“The original Civil War diary and personal artifacts of Albert Nelson See, a member of Abraham Lincoln’s Presidential Guard, will go on public display for the first time in history at President Lincoln’s Cottage this autumn. See’s eye-witness accounts detail President Lincoln’s life at the Cottage, Jubal Early’s attack on Washington at Fort Stevens, and the inner workings of the presidential guard. Visitors to the exhibit will discover an authentic perspective of Civil War life in Washington. The exhibit opens to the public on September 26th 2013 in the Robert H. Smith Visitor Education Center at President Lincoln’s Cottage, and will remain on display until December 31st, 2013 [UPSHUR ST AT ROCK CREEK CHURCH RD, NW].
“When President Lincoln and his family resided at the Soldiers’ Home, they moved closer to the action of the Civil War,” says Erin Carlson Mast, Executive Director of President Lincoln’s Cottage. “From greeting wounded soldiers en route to Harewood Hospital, to witnessing growing numbers of contraband camps and military burials, Lincoln’s life at the Soldiers’ Home connected him profoundly to the stark realities of the Civil War. As a member of his presidential guard, See lived on the Soldiers’ Home grounds and bore witness to the Lincoln family’s daily life, as well as Civil War events such as the battle at Fort Stevens in the summer of 1864. Lincoln himself left only a few written records of his life at the Soldiers’ Home, and See’s narrative offers an invaluable window into that period.”
The Albert Nelson See Diary was a gift to President Lincoln’s Cottage from Ms. Betty Kessler, the great granddaughter of Albert Nelson See. Having been passed down through several generations of the See family before being donated to President Lincoln’s Cottage in December of 2009, the diary underwent significant conservation efforts. It is now being displayed to the public for the first time.”
Ed. Note: You can see all events here and you can schedule your own event listing here.
“The Adams Morgan Farmers Market is celebrating 40 consecutive years of sustainably grown produce with a special event on Saturday, September 28. From 10:00am – 1:00pm, on the corner of 18th and Columbia Rd NW, join the owners of the Licking Creek Bend Farm for music, food, and entertainment.
An HEIRLOOM APPLE TASTING will offer a rare opportunity to taste varieties like Wolf River, Orange Pippen, and Sheep Nose from 10 to 11 am. Ward 1 Councilmember Jim Graham and others will deliver remarks beginning at 11 am.
Michael Tabor owns and has represented The Licking Creek Bend Farm on the corner of 18th St. and Columbia Rd NW since 1972. “My philosophy has been, and still is, to bring healthy, affordable produce to all the neighborhoods in DC regardless of income level,” said Tabor.
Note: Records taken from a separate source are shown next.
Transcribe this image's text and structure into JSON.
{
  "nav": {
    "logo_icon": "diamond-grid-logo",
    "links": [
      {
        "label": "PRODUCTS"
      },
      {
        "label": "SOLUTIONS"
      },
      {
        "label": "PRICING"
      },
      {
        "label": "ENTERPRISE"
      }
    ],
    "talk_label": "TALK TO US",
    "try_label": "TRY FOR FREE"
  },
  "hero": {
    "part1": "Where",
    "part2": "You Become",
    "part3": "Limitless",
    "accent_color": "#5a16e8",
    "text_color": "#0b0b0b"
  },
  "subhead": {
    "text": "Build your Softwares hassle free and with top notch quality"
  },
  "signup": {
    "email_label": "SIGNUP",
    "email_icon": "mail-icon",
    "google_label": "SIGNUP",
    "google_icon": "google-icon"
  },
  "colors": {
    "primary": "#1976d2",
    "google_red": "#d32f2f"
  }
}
Visiting the market on Saturday mornings has become a tradition for Washingtonians. “Our loyal customers have created a ‘village square’ atmosphere where neighbors come to shop for their week’s fruits and vegetables, chat about recipes, and see old friends,” said Tabor.
“With farmers markets as popular as they are now, it’s hard to imagine a time when they weren’t part of the community – but Adams Morgan was really at the forefront here in DC,” said Kristen Barden, Executive Director of the Adams Morgan Partnership Business Improvement District (BID).”
Last week we admired the awesome transformation of the long vacant old house at the corner of 3rd and U St, NW. The architect of the project sent me an email with some interesting details about the place:
“In the 1940′s it was fully gutted and turned into 13 efficiency units for WWII housing. I was so fortunate to have found the original floor plan and front and side elevations of James McGill’s original design. From those, we restored the exterior to the way it originally would have been, while only adding on the sunroom and porch off of the rear (making it look like other neighborhood additions done in the 1920′s. As you can see, it was a massive undertaking and is still a work in progress. The landscaping is the next big plan. There is a lot to landscape! So, hopefully soon it will be fully finished.